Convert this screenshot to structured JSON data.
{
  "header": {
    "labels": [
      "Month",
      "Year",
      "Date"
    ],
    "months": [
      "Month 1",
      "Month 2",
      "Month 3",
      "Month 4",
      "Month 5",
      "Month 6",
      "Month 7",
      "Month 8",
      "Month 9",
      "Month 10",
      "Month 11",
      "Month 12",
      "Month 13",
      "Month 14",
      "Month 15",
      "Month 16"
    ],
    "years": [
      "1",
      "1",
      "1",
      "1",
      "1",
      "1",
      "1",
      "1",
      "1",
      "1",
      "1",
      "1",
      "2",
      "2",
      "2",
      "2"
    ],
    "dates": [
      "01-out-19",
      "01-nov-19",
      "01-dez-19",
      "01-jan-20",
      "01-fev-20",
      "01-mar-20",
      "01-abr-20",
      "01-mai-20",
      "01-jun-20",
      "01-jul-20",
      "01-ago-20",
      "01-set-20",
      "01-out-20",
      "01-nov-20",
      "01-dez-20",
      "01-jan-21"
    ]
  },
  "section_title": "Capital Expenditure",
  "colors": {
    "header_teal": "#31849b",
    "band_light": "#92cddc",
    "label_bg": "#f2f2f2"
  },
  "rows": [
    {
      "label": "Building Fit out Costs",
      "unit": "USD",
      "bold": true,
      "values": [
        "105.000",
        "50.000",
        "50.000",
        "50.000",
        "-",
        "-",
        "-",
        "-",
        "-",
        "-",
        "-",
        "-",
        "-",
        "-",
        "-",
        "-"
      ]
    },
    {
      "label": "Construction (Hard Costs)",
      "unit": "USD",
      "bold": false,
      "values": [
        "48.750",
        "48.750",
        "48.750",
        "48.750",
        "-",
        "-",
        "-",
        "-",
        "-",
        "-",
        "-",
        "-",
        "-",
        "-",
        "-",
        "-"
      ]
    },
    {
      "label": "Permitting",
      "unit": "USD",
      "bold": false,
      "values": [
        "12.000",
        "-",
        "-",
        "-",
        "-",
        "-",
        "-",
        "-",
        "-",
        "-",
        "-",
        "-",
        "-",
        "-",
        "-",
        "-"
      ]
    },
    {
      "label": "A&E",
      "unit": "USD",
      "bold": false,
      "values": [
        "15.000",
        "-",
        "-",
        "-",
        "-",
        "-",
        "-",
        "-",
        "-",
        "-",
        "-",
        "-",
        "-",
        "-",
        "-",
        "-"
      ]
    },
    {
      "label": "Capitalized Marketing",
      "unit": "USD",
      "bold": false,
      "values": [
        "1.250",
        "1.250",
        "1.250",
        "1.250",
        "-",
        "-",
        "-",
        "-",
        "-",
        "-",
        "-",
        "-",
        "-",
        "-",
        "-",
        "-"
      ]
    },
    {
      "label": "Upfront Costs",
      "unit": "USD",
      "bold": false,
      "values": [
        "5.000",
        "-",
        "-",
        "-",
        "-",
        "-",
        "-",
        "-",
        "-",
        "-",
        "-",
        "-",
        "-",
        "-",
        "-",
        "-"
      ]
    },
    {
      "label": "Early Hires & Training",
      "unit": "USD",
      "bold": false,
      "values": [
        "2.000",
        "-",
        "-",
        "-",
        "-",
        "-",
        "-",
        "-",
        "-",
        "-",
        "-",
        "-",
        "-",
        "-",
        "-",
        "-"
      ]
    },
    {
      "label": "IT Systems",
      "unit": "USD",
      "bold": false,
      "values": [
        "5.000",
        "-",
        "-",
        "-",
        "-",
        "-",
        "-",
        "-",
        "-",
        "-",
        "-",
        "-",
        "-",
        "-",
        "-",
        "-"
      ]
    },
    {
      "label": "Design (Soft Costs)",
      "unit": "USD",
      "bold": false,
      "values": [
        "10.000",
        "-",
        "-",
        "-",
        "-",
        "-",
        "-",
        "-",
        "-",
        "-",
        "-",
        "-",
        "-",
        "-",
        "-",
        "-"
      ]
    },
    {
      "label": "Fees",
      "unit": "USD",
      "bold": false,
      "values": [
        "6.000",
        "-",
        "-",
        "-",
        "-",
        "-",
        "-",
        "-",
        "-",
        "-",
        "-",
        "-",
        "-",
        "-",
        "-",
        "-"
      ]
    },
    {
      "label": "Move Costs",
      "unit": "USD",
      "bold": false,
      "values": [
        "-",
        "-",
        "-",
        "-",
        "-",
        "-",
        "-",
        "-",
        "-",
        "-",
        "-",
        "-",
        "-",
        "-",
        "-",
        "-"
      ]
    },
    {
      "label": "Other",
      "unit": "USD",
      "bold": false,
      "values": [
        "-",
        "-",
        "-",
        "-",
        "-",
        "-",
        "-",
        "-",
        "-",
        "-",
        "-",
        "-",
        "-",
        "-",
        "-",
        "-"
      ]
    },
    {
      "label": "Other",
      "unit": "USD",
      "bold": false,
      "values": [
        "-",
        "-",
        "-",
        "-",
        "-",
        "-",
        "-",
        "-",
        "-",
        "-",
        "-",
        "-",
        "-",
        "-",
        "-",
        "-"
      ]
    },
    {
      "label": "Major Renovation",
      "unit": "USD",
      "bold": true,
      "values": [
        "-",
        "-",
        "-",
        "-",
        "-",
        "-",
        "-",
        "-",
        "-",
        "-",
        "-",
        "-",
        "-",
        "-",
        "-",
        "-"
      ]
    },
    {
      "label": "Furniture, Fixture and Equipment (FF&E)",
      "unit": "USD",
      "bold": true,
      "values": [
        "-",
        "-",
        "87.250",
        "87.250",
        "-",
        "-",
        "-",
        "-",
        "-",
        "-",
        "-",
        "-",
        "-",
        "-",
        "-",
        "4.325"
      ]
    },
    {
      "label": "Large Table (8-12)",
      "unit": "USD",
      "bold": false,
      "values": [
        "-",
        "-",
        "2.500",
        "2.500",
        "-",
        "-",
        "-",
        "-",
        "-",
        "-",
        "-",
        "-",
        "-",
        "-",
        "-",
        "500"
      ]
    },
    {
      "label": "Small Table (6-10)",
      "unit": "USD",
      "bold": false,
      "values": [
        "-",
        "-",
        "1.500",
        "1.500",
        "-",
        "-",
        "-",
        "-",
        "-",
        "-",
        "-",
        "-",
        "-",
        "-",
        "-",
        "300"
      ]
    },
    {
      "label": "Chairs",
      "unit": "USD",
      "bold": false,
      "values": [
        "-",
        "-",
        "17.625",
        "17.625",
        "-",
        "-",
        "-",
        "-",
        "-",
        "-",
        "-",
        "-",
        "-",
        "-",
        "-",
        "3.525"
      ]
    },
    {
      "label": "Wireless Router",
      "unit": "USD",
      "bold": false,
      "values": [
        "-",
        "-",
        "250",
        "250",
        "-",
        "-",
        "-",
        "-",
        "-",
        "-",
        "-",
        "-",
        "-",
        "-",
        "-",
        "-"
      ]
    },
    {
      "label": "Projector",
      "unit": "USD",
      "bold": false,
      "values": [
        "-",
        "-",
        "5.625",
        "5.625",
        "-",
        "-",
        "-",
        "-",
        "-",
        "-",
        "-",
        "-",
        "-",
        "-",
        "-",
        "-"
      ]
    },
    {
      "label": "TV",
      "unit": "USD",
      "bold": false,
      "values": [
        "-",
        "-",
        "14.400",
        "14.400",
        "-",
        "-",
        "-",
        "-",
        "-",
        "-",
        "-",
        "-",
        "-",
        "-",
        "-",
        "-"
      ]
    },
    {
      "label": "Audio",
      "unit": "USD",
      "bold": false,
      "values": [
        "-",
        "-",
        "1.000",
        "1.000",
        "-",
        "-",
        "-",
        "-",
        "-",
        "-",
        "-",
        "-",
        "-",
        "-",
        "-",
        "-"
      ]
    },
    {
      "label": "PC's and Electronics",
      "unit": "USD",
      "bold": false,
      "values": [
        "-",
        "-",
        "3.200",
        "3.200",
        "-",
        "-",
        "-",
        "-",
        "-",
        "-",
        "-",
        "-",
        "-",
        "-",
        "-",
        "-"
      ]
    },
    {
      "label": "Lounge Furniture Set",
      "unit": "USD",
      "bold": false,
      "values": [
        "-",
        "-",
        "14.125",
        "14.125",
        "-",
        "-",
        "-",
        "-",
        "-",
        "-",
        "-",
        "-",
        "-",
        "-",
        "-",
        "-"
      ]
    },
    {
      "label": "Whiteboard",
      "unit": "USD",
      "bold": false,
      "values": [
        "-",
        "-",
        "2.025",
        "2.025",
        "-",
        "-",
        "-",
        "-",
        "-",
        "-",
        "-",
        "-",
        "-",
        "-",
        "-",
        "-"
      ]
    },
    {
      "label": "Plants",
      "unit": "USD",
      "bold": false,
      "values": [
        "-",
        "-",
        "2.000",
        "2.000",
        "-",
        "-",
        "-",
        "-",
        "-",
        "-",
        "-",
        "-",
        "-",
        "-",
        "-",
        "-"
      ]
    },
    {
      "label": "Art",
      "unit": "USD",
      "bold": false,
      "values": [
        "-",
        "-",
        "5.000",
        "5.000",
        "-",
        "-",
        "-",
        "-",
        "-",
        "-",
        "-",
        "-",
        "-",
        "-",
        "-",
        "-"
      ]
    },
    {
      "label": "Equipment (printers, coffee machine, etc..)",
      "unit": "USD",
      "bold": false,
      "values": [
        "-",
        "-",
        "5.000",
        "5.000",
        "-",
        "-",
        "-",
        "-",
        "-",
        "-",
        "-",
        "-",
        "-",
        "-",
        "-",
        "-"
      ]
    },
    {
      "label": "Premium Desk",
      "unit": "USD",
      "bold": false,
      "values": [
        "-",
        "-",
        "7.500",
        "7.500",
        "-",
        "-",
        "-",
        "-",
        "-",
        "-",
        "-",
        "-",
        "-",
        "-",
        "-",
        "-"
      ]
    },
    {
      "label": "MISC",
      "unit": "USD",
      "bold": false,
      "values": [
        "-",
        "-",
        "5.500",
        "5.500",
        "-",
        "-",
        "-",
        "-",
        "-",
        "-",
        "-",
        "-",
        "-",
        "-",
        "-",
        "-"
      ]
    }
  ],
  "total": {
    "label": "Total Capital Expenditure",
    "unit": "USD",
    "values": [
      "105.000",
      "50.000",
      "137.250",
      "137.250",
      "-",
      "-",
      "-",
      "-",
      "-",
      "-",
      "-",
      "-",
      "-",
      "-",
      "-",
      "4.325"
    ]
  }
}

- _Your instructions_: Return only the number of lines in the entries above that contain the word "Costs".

- _Solution to this task_: 5